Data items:

══════

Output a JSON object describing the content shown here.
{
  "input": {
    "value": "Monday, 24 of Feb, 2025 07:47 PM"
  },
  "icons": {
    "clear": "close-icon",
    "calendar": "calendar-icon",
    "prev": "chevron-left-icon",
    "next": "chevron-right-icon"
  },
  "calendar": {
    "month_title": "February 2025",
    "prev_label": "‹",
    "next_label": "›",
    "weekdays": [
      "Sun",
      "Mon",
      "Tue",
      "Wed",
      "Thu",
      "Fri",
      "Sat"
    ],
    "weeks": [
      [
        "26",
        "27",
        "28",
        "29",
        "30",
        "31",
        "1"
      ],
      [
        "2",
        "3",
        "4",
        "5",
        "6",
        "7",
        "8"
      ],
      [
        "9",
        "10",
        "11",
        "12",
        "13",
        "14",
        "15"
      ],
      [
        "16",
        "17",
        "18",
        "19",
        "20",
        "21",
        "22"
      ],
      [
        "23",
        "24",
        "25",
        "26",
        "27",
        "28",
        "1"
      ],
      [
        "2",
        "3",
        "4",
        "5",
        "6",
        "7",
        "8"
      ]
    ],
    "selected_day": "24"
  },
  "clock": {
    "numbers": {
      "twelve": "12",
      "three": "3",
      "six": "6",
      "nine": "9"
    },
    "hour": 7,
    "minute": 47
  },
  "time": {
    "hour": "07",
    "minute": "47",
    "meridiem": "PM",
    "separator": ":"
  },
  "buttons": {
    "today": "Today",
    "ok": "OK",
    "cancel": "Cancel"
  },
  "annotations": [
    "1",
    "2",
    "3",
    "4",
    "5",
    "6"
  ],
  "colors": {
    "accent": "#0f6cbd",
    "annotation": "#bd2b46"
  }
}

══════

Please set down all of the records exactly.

Output a JSON object describing the content shown here.
{
  "input": {
    "value": "Monday, 24 of Feb, 2025 07:47 PM"
  },
  "icons": {
    "clear": "close-icon",
    "calendar": "calendar-icon",
    "prev": "chevron-left-icon",
    "next": "chevron-right-icon"
  },
  "calendar": {
    "month_title": "February 2025",
    "prev_label": "‹",
    "next_label": "›",
    "weekdays": [
      "Sun",
      "Mon",
      "Tue",
      "Wed",
      "Thu",
      "Fri",
      "Sat"
    ],
    "weeks": [
      [
        "26",
        "27",
        "28",
        "29",
        "30",
        "31",
        "1"
      ],
      [
        "2",
        "3",
        "4",
        "5",
        "6",
        "7",
        "8"
      ],
      [
        "9",
        "10",
        "11",
        "12",
        "13",
        "14",
        "15"
      ],
      [
        "16",
        "17",
        "18",
        "19",
        "20",
        "21",
        "22"
      ],
      [
        "23",
        "24",
        "25",
        "26",
        "27",
        "28",
        "1"
      ],
      [
        "2",
        "3",
        "4",
        "5",
        "6",
        "7",
        "8"
      ]
    ],
    "selected_day": "24"
  },
  "clock": {
    "numbers": {
      "twelve": "12",
      "three": "3",
      "six": "6",
      "nine": "9"
    },
    "hour": 7,
    "minute": 47
  },
  "time": {
    "hour": "07",
    "minute": "47",
    "meridiem": "PM",
    "separator": ":"
  },
  "buttons": {
    "today": "Today",
    "ok": "OK",
    "cancel": "Cancel"
  },
  "annotations": [
    "1",
    "2",
    "3",
    "4",
    "5",
    "6"
  ],
  "colors": {
    "accent": "#0f6cbd",
    "annotation": "#bd2b46"
  }
}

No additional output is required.